Back in Salem and in my garden, the lady’s mantle is peaking, as is the rue (which lasts for most of the summer–a truly marvelous herb), and I found some beautiful variegated catmint for a new border: the cats walk right by it so I don’t think it’s a particularly potent variety. I also put in some masterwort (astrantia) plants along the border of the shade garden: their flowers look like little jeweled brooches and I hope they keep appearing all summer long.

Roses Ladys Mantle

Roses Rue

Roses Catmint

Roses Trinity

RosesSalem and Lexington flowering, June 2018.


Salem Roses

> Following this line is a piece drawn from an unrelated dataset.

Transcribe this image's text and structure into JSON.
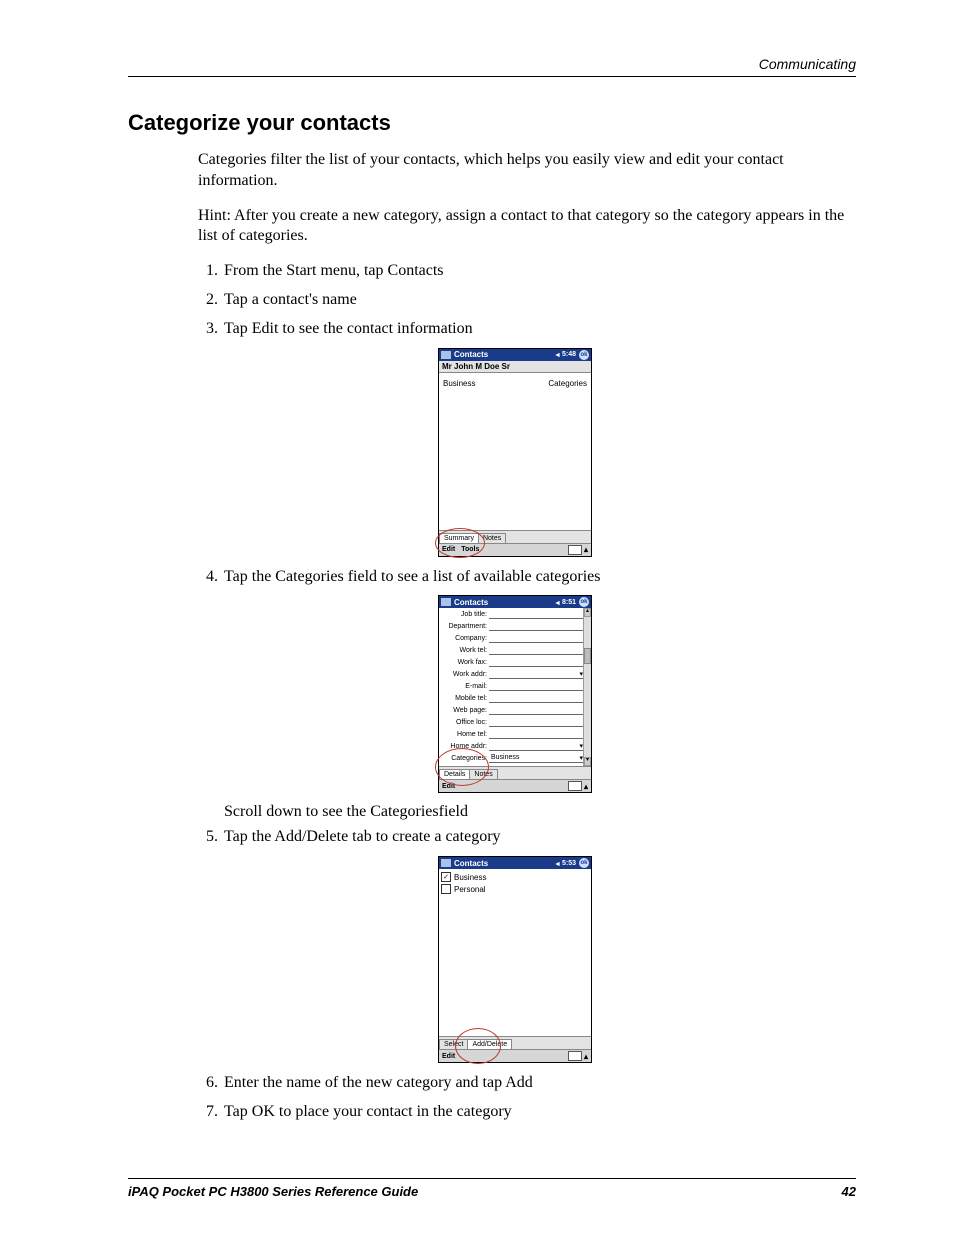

You can have your showy, ant-filled peonies: at this time of year it is all about roses for me. This is rose week in Salem–everywhere you go (except perhaps for the Ropes Mansion Garden, which peaks in late summer), there are beautiful roses in bloom. I’ve got some relatively new bushes in my garden as last year there was a roofer-induced massacre. When I first put in roses, I chose only hard-to-find old garden varieties of the rosa gallica type: I was a purist who prioritized history over flowering (similar to the pink and white varieties below in the Derby House garden, which look much better than mine ever did—I also had an herb garden full of straggly herbs used as medieval plague cures). These heirloom roses were a bit too shrubby for me, and so I replaced them one by one with more modern varieties, mostly from David Austin. And after the decimation last year, I went all David Austin: pale pinks and yellow, almost-orange, no red. They all popped yesterday (see collage), and I went for a walk to see some more: so here you have it, my rose-tour of downtown Salem.Rose Collage

June Roses 1

June Roses 3

June Roses 4

June Roses 5

June Roses 6

June Roses 7

June Roses 9

June Roses 8

My roses, a cascade on Cambridge Street, in front of the John Ward house, off Orange Street, the Brookhouse Home side garden, and Derby House garden.


%d bloggers like this: